The associate professor of cinema and televisions arts recently completed the third edition of “Multimedia Foundations: Core Concepts for Digital Design,” a comprehensive textbook that highlights the skills necessary to be an effective modern storyteller.
Following the release of the third edition of “Multimedia Foundations: Core Concepts for Digital Design,” Vic Costello said he feels strongly that his “fully updated” textbook has reached a new level.
“I always thought the third edition would be the best edition,” said the associate professor of cinema and televisions arts. “For the first edition, you are just trying to crank it out – and it isn’t close to perfect. And the second edition is a chance to advance the book and include material you may have overlooked. But with the third edition, and having years of experience using the book, this edition has an improved narrative flow. And the way it is structured, and how the content is presented, really helps lead you from each chapter to the next.”
Published in mid-July by Routledge Taylor & Francis Group, “Multimedia Foundations” is a comprehensive resource for students who want to become effective modern storytellers and have an interest in journalism, film production, animation and game design, interactive media, web and graphic design, and other areas of modern media. Presented in full color with hundreds of vibrant illustrations, the third edition highlights new sections on digital asset management and media workflows, design thinking, inclusive design, color theory, photography composition, interview and B-roll acquisition techniques, and editing stages and postproduction workflows.
The 502-page book is also accompanied by supplemental online resources, including a glossary of terms, chapter PowerPoints, and sample text banks.
While Costello oversaw most of the book’s content, writing 12 of the publication’s 14 chapters, Professor of Strategic Communications Qian Xu and Senior Lecturer in Journalism Kelly Furnas contributed two important chapters to a new interactive media section. Xu examined usability and user interface design, updating her chapter from previous editions. Furnas provided a deep dive into coding for web and mobile media, covering new ground for the publication.

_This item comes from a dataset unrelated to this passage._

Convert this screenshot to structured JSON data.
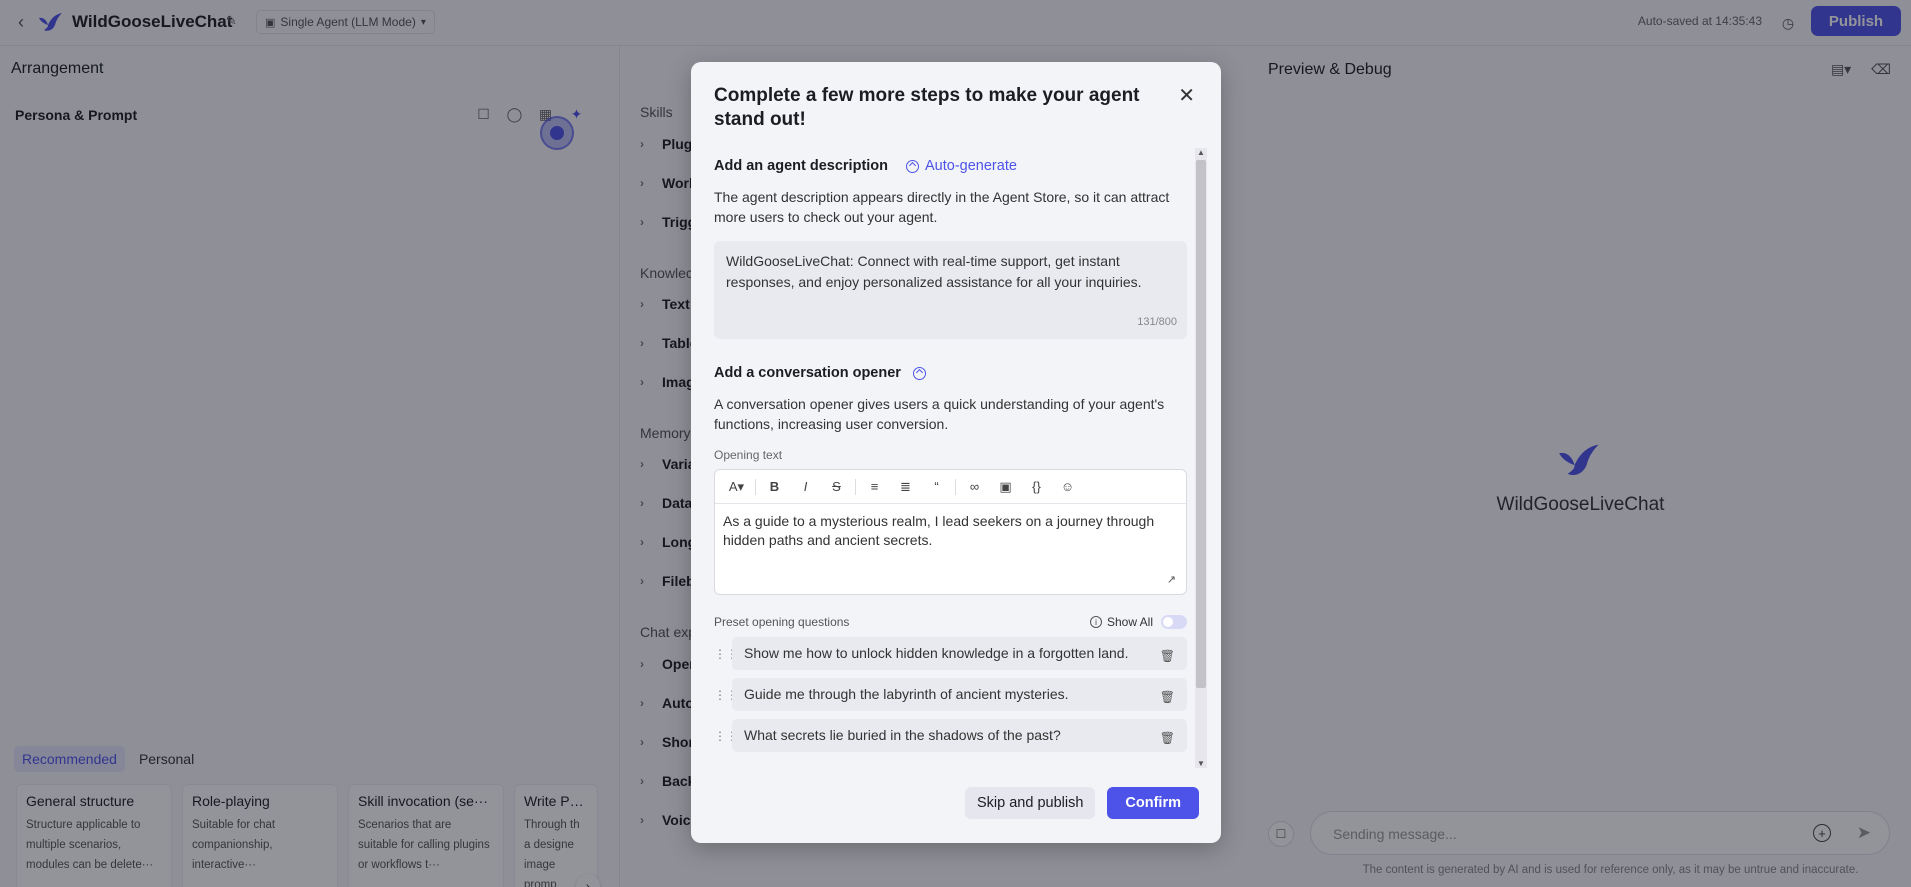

“The book focuses on what I’ll call transferrable concepts – principles that don’t necessarily change over time. These topics are more evergreen. But this new edition, and its new content, were long overdue, and I am delighted to finally see it in print,” Costello said. “Admittedly, interactive media is not in my wheelhouse, so I brought in Qian, a nationally recognized expert in user design, and Kelly, who is an expert in coding and regularly teaches it. I needed that level of expertise for those chapters, and I’m so appreciative of their great work.”
Additionally, Senior Lecturer of Communication Design Randy Piland, a veteran photojournalist, contributed more than 30 images to illustrate ideal composition and exposure techniques.
Costello expressed excitement for the new textbook, which is widely used in Elon’s Creating Multimedia Content class – a required course in the School of Communications.
“There was a lot of thought and intentionality that went into the book, and it is great to have it in hand heading into the semester,” Costello said. “It was a significant undertaking, which required release time and work over the summer. It took a year of dedicated focus to get the third edition to the publisher on time. And I’m very thankful for the administrative support I’ve received along the way.”